The workers that performed stripping of containers in the Swedish study expressed that the containers frequently carried unpleasant odors that from time-to-time prevented stripping. Such containers were left for natural ventilation before re-entry .
The interviewed personnel in the Danish study reported that the main preventive measure to reduce chemical exposure is natural ventilation; active ventilation is not used in practice . The conditions of aeration were not consistently applied; the reported ventilation times varied between 2 and 48 hours without any knowledge of whether this amount of time was sufficient or not.
Personal protective equipment
In published articles and reports the use of PPE during container stripping has only been briefly mentioned, and it has not been described which type of protective mask or other PPE that have been used. The types of required PPE differ from one toxicant to another and it is emphasized that the correct PPE should be used. In addition, rescue strategies should be available to individuals who need to enter unventilated containers with unknown hazards [47,31].
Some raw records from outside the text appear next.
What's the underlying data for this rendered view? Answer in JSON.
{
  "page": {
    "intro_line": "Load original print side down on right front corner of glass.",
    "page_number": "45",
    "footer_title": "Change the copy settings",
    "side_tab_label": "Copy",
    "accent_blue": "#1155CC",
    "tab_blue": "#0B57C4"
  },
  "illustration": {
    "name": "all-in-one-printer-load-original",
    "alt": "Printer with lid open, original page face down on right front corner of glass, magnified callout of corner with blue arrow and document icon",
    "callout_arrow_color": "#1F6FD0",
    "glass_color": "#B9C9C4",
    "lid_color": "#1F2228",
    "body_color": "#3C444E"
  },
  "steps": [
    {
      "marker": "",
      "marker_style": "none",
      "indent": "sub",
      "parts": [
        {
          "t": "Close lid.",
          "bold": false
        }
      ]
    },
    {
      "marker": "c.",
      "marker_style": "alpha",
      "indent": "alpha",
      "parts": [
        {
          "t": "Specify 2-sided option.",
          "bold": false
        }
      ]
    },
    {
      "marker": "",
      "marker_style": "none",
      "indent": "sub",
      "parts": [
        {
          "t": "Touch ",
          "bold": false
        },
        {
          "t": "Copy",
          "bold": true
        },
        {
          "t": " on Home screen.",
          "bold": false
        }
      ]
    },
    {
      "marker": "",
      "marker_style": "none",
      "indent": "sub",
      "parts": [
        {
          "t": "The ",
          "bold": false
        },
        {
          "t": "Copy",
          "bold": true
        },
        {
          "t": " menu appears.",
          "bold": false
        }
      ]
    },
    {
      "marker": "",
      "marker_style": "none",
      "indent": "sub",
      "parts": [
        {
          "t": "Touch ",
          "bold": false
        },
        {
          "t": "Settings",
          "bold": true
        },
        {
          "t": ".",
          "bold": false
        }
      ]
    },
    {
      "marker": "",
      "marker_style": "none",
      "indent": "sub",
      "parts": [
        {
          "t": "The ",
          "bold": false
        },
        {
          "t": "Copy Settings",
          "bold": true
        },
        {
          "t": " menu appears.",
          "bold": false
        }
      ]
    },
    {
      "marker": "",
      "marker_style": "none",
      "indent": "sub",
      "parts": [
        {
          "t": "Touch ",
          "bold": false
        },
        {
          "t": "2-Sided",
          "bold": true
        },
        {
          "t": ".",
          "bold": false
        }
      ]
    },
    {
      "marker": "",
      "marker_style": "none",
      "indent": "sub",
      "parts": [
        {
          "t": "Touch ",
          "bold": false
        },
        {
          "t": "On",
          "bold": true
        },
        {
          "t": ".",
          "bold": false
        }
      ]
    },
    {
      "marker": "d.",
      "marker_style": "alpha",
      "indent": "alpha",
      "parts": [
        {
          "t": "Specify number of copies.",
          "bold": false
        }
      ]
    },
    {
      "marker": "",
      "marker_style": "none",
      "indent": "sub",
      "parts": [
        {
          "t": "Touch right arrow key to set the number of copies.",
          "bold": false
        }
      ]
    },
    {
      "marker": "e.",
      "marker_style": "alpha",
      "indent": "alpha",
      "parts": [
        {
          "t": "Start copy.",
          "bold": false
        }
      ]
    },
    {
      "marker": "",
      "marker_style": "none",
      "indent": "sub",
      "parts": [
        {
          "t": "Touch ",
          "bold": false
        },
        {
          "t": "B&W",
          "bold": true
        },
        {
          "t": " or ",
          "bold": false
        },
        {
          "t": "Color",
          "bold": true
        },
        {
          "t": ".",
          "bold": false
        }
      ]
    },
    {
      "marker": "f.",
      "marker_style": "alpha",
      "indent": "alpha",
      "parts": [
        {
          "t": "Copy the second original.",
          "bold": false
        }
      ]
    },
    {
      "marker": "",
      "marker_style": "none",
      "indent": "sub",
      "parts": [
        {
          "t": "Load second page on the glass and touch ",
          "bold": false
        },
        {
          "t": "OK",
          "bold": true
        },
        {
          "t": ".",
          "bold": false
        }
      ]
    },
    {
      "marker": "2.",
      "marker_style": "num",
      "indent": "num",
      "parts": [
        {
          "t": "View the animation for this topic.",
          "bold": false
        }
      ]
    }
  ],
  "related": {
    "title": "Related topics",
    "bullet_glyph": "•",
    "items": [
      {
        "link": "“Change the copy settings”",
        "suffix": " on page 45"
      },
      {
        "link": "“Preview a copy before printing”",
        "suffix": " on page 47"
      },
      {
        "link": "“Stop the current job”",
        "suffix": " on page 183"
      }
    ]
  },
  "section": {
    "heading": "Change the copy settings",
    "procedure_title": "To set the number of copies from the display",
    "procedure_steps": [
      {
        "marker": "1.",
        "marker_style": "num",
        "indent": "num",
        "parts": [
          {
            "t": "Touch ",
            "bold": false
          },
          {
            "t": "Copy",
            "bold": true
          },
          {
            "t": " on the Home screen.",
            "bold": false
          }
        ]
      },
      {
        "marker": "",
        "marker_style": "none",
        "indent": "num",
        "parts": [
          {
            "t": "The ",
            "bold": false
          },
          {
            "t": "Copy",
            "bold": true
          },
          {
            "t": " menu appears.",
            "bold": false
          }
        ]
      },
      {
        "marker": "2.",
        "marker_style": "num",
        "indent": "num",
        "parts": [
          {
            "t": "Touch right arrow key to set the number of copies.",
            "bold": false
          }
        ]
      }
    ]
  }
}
In the Australian study one-third reported use of PPE, but they did not specify which kind of PPE they used . Knol-de Vos  noted that staff wore personal PPE when opening containers in Rotterdam. Pedersen et al.  reported that although masks are usually provided to the workers in Denmark, they are mainly dust masks that do not prevent exposure to gaseous chemicals. The also described that the decision and choice of preventive measures to be used in practice are often left to the directly involved employees and the actions taken show considerable variation. When the workers in Sweden experienced unpleasant odors, the containers were left for natural ventilation, or, alternatively, the workers were instructed to wear respiratory equipment .
WorkSafe  summarizes that consistent with the risk assessment for containers with methyl bromide mixtures, PPE considerations could include:
Elbow length chemical gloves;
Full face mask equipped with:
○ multi-gas filters; or
○ an organic vapor cartridge filter, that is designed to cover methyl bromide and chloropicrin
○ mixed gas (filter type will depend upon the brand & type of full face mask that you purchase); or
Self-Contained Breathing Apparatus (SCBA).
It is important to ensure regular training and instruction about the procedures and the maintenance and use of PPE to ensure that staffs are competent in its use. Records of this training should be maintained.